The task » Where in the material does the word "vitals" appear? Copy each line that has it.

Listed entries »
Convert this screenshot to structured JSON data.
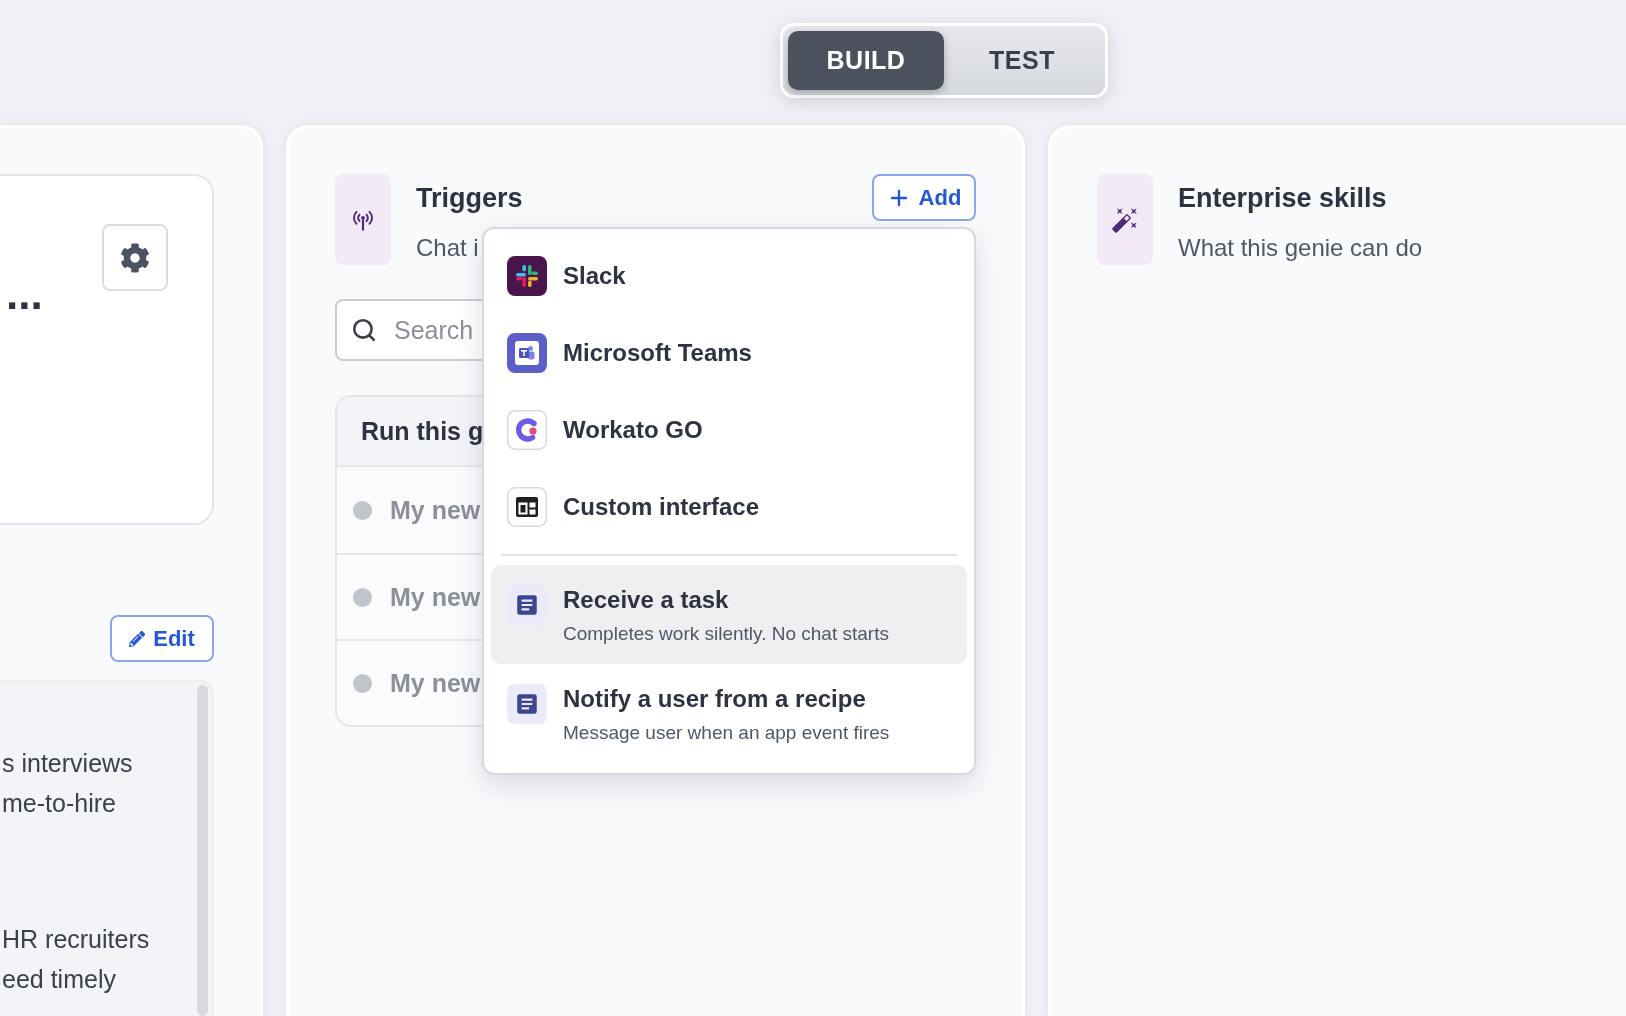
{
  "mode_toggle": [
    {
      "label": "BUILD",
      "selected": true
    },
    {
      "label": "TEST",
      "selected": false
    }
  ],
  "left_panel": {
    "title": "...",
    "edit_button": "Edit",
    "description": [
      {
        "lines": [
          "s interviews",
          "me-to-hire"
        ]
      },
      {
        "lines": [
          "HR recruiters",
          "eed timely"
        ]
      }
    ]
  },
  "triggers_panel": {
    "title": "Triggers",
    "subtitle": "Chat i",
    "add_button": "Add",
    "search": {
      "placeholder": "Search"
    },
    "run_card": {
      "title": "Run this g",
      "rows": [
        "My new",
        "My new",
        "My new"
      ]
    },
    "add_menu": {
      "items": [
        {
          "kind": "app",
          "label": "Slack",
          "selected": false
        },
        {
          "kind": "app",
          "label": "Microsoft Teams",
          "selected": false
        },
        {
          "kind": "app",
          "label": "Workato GO",
          "selected": false
        },
        {
          "kind": "app",
          "label": "Custom interface",
          "selected": false
        },
        {
          "kind": "action",
          "label": "Receive a task",
          "description": "Completes work silently. No chat starts",
          "selected": true
        },
        {
          "kind": "action",
          "label": "Notify a user from a recipe",
          "description": "Message user when an app event fires",
          "selected": false
        }
      ]
    }
  },
  "skills_panel": {
    "title": "Enterprise skills",
    "subtitle": "What this genie can do"
  }
}
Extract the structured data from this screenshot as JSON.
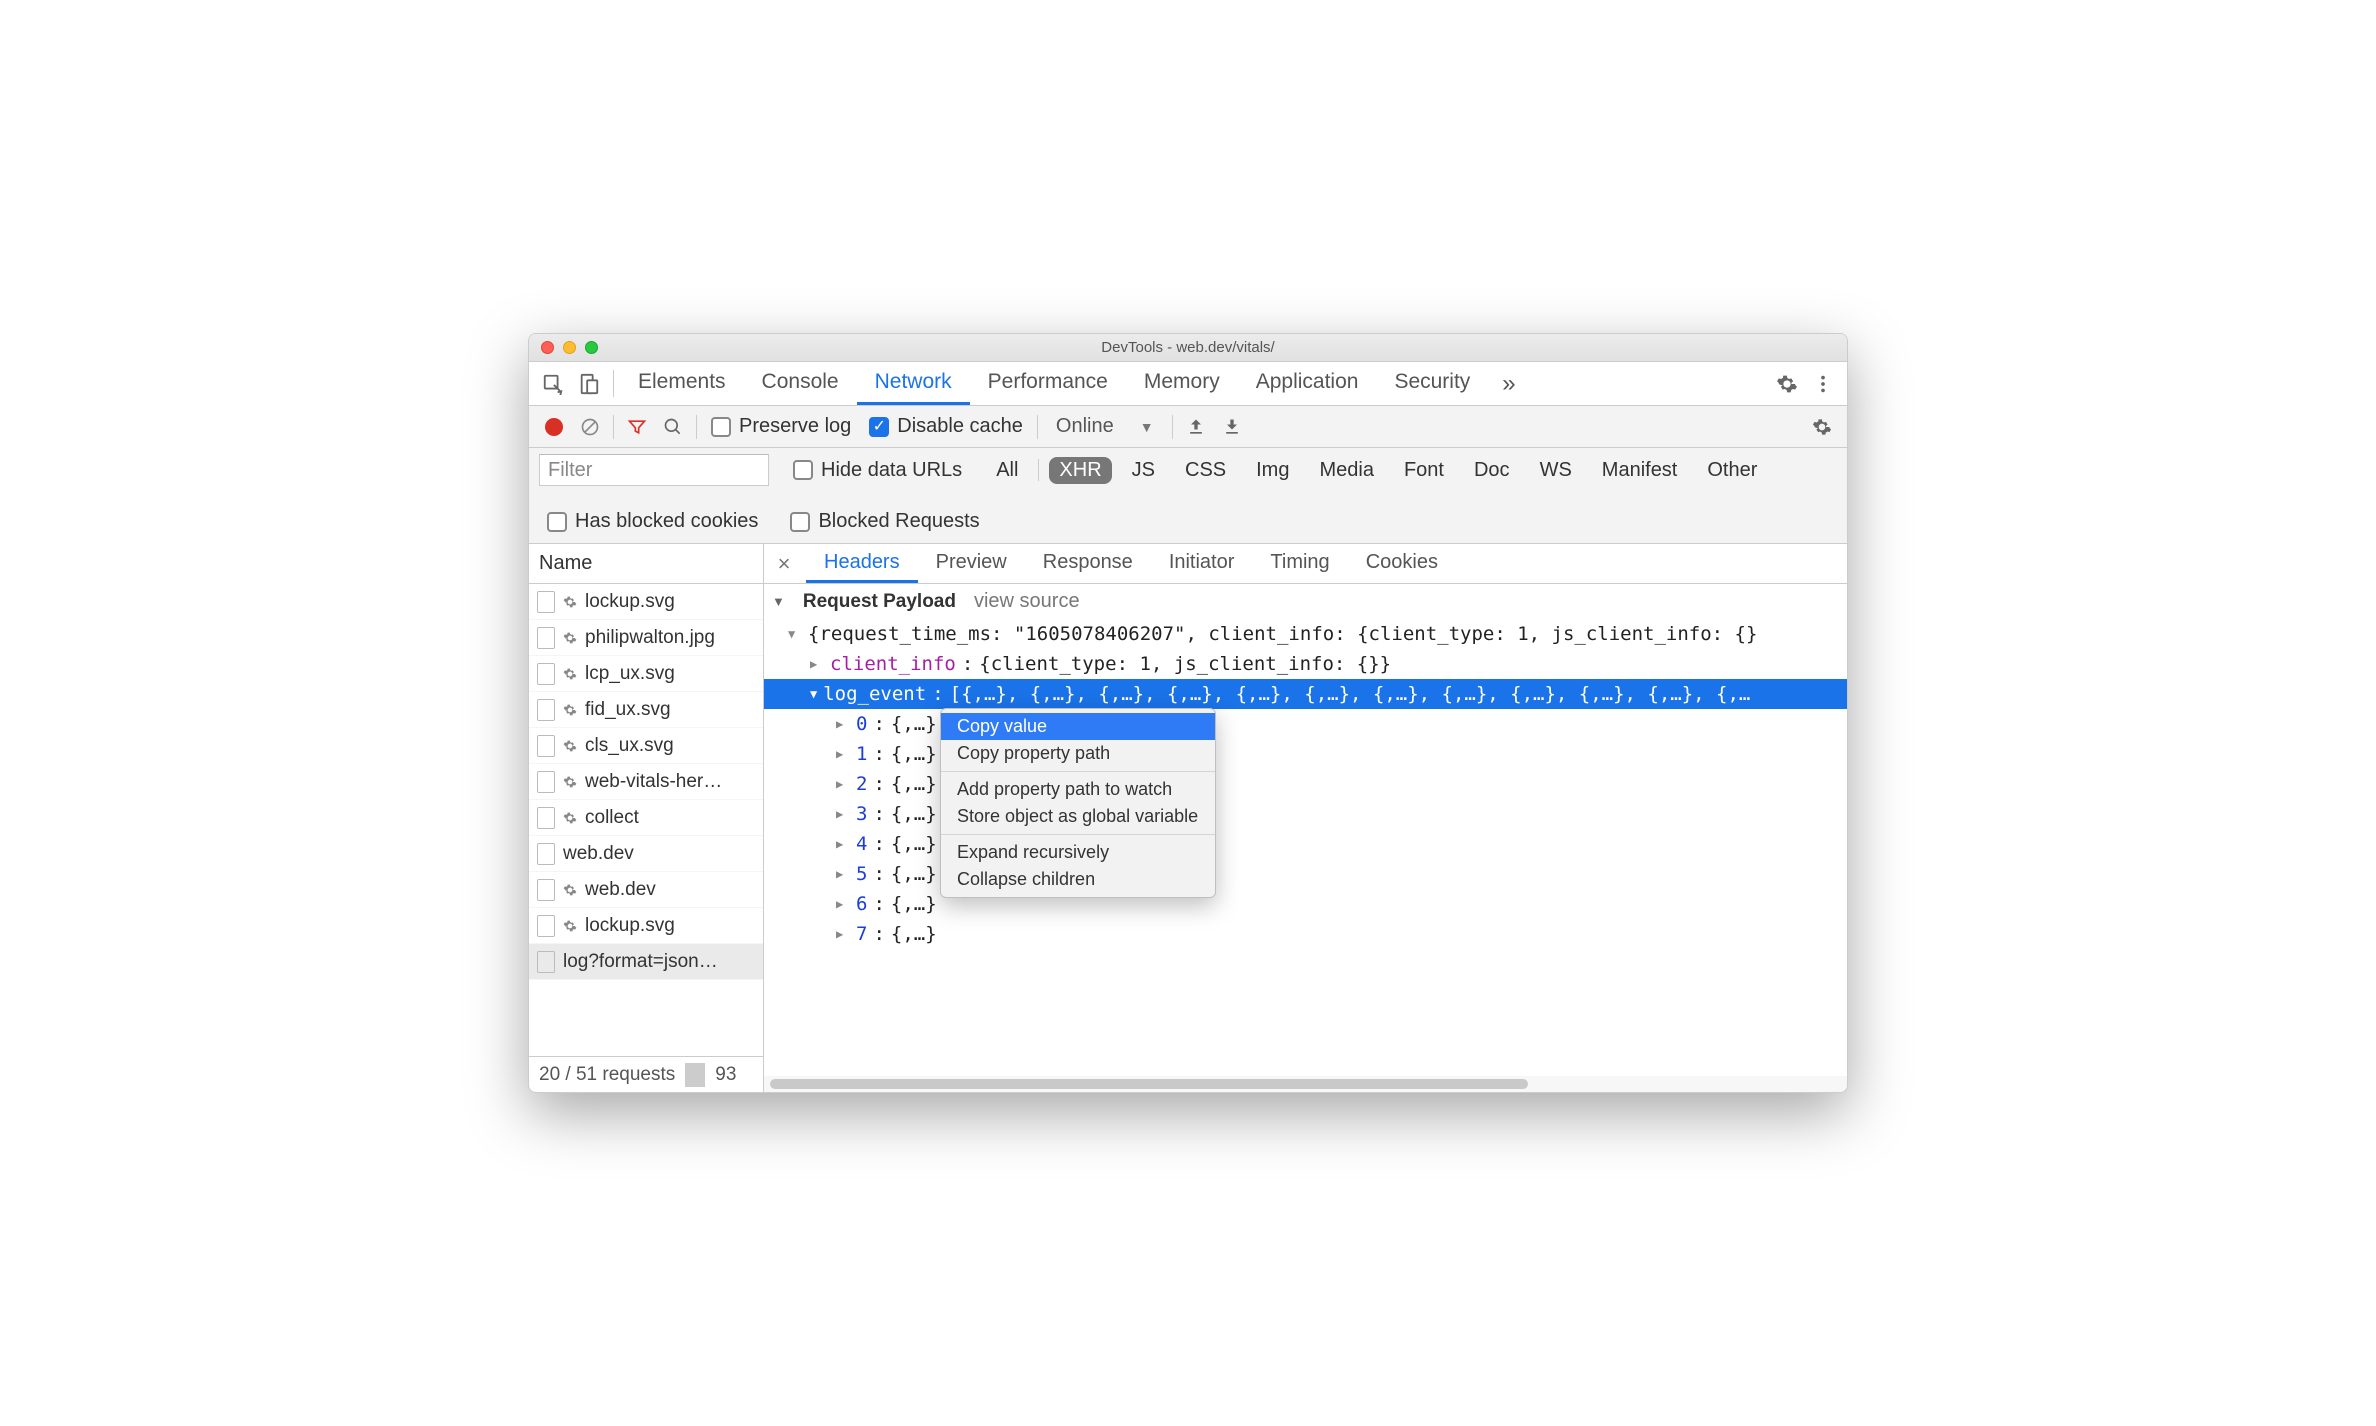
{
  "window_title": "DevTools - web.dev/vitals/",
  "main_tabs": {
    "items": [
      "Elements",
      "Console",
      "Network",
      "Performance",
      "Memory",
      "Application",
      "Security"
    ],
    "active": "Network"
  },
  "net_toolbar": {
    "preserve_log_label": "Preserve log",
    "disable_cache_label": "Disable cache",
    "throttling_label": "Online"
  },
  "filter_row": {
    "filter_placeholder": "Filter",
    "hide_data_urls_label": "Hide data URLs",
    "types": [
      "All",
      "XHR",
      "JS",
      "CSS",
      "Img",
      "Media",
      "Font",
      "Doc",
      "WS",
      "Manifest",
      "Other"
    ],
    "type_active": "XHR",
    "has_blocked_cookies_label": "Has blocked cookies",
    "blocked_requests_label": "Blocked Requests"
  },
  "left_pane": {
    "header": "Name",
    "requests": [
      {
        "name": "lockup.svg",
        "gear": true
      },
      {
        "name": "philipwalton.jpg",
        "gear": true
      },
      {
        "name": "lcp_ux.svg",
        "gear": true
      },
      {
        "name": "fid_ux.svg",
        "gear": true
      },
      {
        "name": "cls_ux.svg",
        "gear": true
      },
      {
        "name": "web-vitals-her…",
        "gear": true
      },
      {
        "name": "collect",
        "gear": true
      },
      {
        "name": "web.dev",
        "gear": false
      },
      {
        "name": "web.dev",
        "gear": true
      },
      {
        "name": "lockup.svg",
        "gear": true
      },
      {
        "name": "log?format=json…",
        "gear": false,
        "selected": true
      }
    ],
    "footer_left": "20 / 51 requests",
    "footer_right": "93"
  },
  "detail_tabs": {
    "items": [
      "Headers",
      "Preview",
      "Response",
      "Initiator",
      "Timing",
      "Cookies"
    ],
    "active": "Headers"
  },
  "payload": {
    "section_title": "Request Payload",
    "view_source_label": "view source",
    "root_line": "{request_time_ms: \"1605078406207\", client_info: {client_type: 1, js_client_info: {}",
    "client_info_key": "client_info",
    "client_info_value": "{client_type: 1, js_client_info: {}}",
    "log_event_key": "log_event",
    "log_event_value": "[{,…}, {,…}, {,…}, {,…}, {,…}, {,…}, {,…}, {,…}, {,…}, {,…}, {,…}, {,…",
    "children": [
      {
        "idx": "0",
        "val": "{,…}"
      },
      {
        "idx": "1",
        "val": "{,…}"
      },
      {
        "idx": "2",
        "val": "{,…}"
      },
      {
        "idx": "3",
        "val": "{,…}"
      },
      {
        "idx": "4",
        "val": "{,…}"
      },
      {
        "idx": "5",
        "val": "{,…}"
      },
      {
        "idx": "6",
        "val": "{,…}"
      },
      {
        "idx": "7",
        "val": "{,…}"
      }
    ]
  },
  "context_menu": {
    "copy_value": "Copy value",
    "copy_property_path": "Copy property path",
    "add_property_path": "Add property path to watch",
    "store_global": "Store object as global variable",
    "expand_recursively": "Expand recursively",
    "collapse_children": "Collapse children"
  }
}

Problem solution »
  "window_title": "DevTools - web.dev/vitals/",
        "name": "web-vitals-her…",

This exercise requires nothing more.